* WORK TO COMPLETE:
What follows is a set of records; repeat all of them exactly.

* DATA RECORDS:
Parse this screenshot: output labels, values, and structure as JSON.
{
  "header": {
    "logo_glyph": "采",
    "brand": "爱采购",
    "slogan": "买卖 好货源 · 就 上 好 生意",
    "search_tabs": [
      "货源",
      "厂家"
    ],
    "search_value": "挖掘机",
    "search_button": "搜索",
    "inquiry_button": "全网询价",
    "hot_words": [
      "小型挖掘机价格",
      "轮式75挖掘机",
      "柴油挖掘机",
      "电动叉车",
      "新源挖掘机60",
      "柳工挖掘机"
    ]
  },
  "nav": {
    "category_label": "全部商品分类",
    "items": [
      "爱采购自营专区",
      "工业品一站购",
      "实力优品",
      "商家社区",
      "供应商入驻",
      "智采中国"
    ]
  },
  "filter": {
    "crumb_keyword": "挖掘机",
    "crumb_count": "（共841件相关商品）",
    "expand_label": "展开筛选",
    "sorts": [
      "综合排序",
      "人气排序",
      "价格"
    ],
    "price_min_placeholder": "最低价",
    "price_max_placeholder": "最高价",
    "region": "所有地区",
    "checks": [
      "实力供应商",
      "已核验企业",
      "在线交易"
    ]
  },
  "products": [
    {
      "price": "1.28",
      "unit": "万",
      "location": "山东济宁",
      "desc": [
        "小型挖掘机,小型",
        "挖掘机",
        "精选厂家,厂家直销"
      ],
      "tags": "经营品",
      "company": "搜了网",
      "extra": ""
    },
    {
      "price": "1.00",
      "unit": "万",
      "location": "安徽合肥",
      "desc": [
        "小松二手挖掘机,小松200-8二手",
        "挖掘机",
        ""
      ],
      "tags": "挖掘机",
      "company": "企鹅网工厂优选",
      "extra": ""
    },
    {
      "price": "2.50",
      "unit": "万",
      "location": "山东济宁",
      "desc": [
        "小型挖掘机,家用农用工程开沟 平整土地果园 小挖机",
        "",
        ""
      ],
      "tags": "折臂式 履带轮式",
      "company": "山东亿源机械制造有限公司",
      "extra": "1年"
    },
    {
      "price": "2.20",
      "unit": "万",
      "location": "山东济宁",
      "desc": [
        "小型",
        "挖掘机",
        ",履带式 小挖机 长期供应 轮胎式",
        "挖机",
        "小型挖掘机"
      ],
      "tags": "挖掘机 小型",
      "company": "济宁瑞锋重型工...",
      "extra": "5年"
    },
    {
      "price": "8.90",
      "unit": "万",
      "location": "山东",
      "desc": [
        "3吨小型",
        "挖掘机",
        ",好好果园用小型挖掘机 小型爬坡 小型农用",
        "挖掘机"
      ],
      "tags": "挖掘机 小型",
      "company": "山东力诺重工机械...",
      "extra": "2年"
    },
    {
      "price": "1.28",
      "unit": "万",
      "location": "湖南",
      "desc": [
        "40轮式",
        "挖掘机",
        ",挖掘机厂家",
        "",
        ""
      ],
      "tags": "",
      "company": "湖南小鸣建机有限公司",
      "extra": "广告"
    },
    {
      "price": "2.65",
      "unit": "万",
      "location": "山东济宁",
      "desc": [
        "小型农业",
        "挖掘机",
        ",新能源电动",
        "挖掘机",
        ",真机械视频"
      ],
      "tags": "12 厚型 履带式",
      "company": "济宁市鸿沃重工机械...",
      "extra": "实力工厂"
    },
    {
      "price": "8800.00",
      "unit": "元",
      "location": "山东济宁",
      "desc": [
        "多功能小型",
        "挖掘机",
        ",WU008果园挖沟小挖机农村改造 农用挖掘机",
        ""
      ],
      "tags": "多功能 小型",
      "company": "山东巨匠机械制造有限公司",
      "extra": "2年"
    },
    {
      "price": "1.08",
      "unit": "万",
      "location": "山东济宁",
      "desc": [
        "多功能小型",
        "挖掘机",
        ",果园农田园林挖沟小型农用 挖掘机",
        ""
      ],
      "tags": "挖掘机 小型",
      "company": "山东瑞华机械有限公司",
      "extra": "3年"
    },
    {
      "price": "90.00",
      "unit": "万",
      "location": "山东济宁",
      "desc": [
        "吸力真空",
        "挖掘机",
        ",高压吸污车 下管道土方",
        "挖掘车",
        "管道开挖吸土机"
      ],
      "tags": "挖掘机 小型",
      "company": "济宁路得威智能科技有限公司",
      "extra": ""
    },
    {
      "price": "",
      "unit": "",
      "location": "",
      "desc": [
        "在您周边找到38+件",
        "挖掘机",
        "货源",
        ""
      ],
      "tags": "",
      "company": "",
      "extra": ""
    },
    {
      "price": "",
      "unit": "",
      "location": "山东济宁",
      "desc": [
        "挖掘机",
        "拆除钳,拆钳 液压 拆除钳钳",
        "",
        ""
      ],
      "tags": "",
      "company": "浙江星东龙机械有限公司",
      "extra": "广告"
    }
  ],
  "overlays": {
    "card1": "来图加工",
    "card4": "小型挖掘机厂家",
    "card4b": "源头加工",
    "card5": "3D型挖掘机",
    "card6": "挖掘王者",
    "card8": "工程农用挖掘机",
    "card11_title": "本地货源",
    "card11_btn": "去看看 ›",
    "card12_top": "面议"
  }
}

* ANSWER BOX:
Parse this screenshot: output labels, values, and structure as JSON.
{
  "header": {
    "logo_glyph": "采",
    "brand": "爱采购",
    "slogan": "买卖 好货源 · 就 上 好 生意",
    "search_tabs": [
      "货源",
      "厂家"
    ],
    "search_value": "挖掘机",
    "search_button": "搜索",
    "inquiry_button": "全网询价",
    "hot_words": [
      "小型挖掘机价格",
      "轮式75挖掘机",
      "柴油挖掘机",
      "电动叉车",
      "新源挖掘机60",
      "柳工挖掘机"
    ]
  },
  "nav": {
    "category_label": "全部商品分类",
    "items": [
      "爱采购自营专区",
      "工业品一站购",
      "实力优品",
      "商家社区",
      "供应商入驻",
      "智采中国"
    ]
  },
  "filter": {
    "crumb_keyword": "挖掘机",
    "crumb_count": "（共841件相关商品）",
    "expand_label": "展开筛选",
    "sorts": [
      "综合排序",
      "人气排序",
      "价格"
    ],
    "price_min_placeholder": "最低价",
    "price_max_placeholder": "最高价",
    "region": "所有地区",
    "checks": [
      "实力供应商",
      "已核验企业",
      "在线交易"
    ]
  },
  "products": [
    {
      "price": "1.28",
      "unit": "万",
      "location": "山东济宁",
      "desc": [
        "小型挖掘机,小型",
        "挖掘机",
        "精选厂家,厂家直销"
      ],
      "tags": "经营品",
      "company": "搜了网",
      "extra": ""
    },
    {
      "price": "1.00",
      "unit": "万",
      "location": "安徽合肥",
      "desc": [
        "小松二手挖掘机,小松200-8二手",
        "挖掘机",
        ""
      ],
      "tags": "挖掘机",
      "company": "企鹅网工厂优选",
      "extra": ""
    },
    {
      "price": "2.50",
      "unit": "万",
      "location": "山东济宁",
      "desc": [
        "小型挖掘机,家用农用工程开沟 平整土地果园 小挖机",
        "",
        ""
      ],
      "tags": "折臂式 履带轮式",
      "company": "山东亿源机械制造有限公司",
      "extra": "1年"
    },
    {
      "price": "2.20",
      "unit": "万",
      "location": "山东济宁",
      "desc": [
        "小型",
        "挖掘机",
        ",履带式 小挖机 长期供应 轮胎式",
        "挖机",
        "小型挖掘机"
      ],
      "tags": "挖掘机 小型",
      "company": "济宁瑞锋重型工...",
      "extra": "5年"
    },
    {
      "price": "8.90",
      "unit": "万",
      "location": "山东",
      "desc": [
        "3吨小型",
        "挖掘机",
        ",好好果园用小型挖掘机 小型爬坡 小型农用",
        "挖掘机"
      ],
      "tags": "挖掘机 小型",
      "company": "山东力诺重工机械...",
      "extra": "2年"
    },
    {
      "price": "1.28",
      "unit": "万",
      "location": "湖南",
      "desc": [
        "40轮式",
        "挖掘机",
        ",挖掘机厂家",
        "",
        ""
      ],
      "tags": "",
      "company": "湖南小鸣建机有限公司",
      "extra": "广告"
    },
    {
      "price": "2.65",
      "unit": "万",
      "location": "山东济宁",
      "desc": [
        "小型农业",
        "挖掘机",
        ",新能源电动",
        "挖掘机",
        ",真机械视频"
      ],
      "tags": "12 厚型 履带式",
      "company": "济宁市鸿沃重工机械...",
      "extra": "实力工厂"
    },
    {
      "price": "8800.00",
      "unit": "元",
      "location": "山东济宁",
      "desc": [
        "多功能小型",
        "挖掘机",
        ",WU008果园挖沟小挖机农村改造 农用挖掘机",
        ""
      ],
      "tags": "多功能 小型",
      "company": "山东巨匠机械制造有限公司",
      "extra": "2年"
    },
    {
      "price": "1.08",
      "unit": "万",
      "location": "山东济宁",
      "desc": [
        "多功能小型",
        "挖掘机",
        ",果园农田园林挖沟小型农用 挖掘机",
        ""
      ],
      "tags": "挖掘机 小型",
      "company": "山东瑞华机械有限公司",
      "extra": "3年"
    },
    {
      "price": "90.00",
      "unit": "万",
      "location": "山东济宁",
      "desc": [
        "吸力真空",
        "挖掘机",
        ",高压吸污车 下管道土方",
        "挖掘车",
        "管道开挖吸土机"
      ],
      "tags": "挖掘机 小型",
      "company": "济宁路得威智能科技有限公司",
      "extra": ""
    },
    {
      "price": "",
      "unit": "",
      "location": "",
      "desc": [
        "在您周边找到38+件",
        "挖掘机",
        "货源",
        ""
      ],
      "tags": "",
      "company": "",
      "extra": ""
    },
    {
      "price": "",
      "unit": "",
      "location": "山东济宁",
      "desc": [
        "挖掘机",
        "拆除钳,拆钳 液压 拆除钳钳",
        "",
        ""
      ],
      "tags": "",
      "company": "浙江星东龙机械有限公司",
      "extra": "广告"
    }
  ],
  "overlays": {
    "card1": "来图加工",
    "card4": "小型挖掘机厂家",
    "card4b": "源头加工",
    "card5": "3D型挖掘机",
    "card6": "挖掘王者",
    "card8": "工程农用挖掘机",
    "card11_title": "本地货源",
    "card11_btn": "去看看 ›",
    "card12_top": "面议"
  }
}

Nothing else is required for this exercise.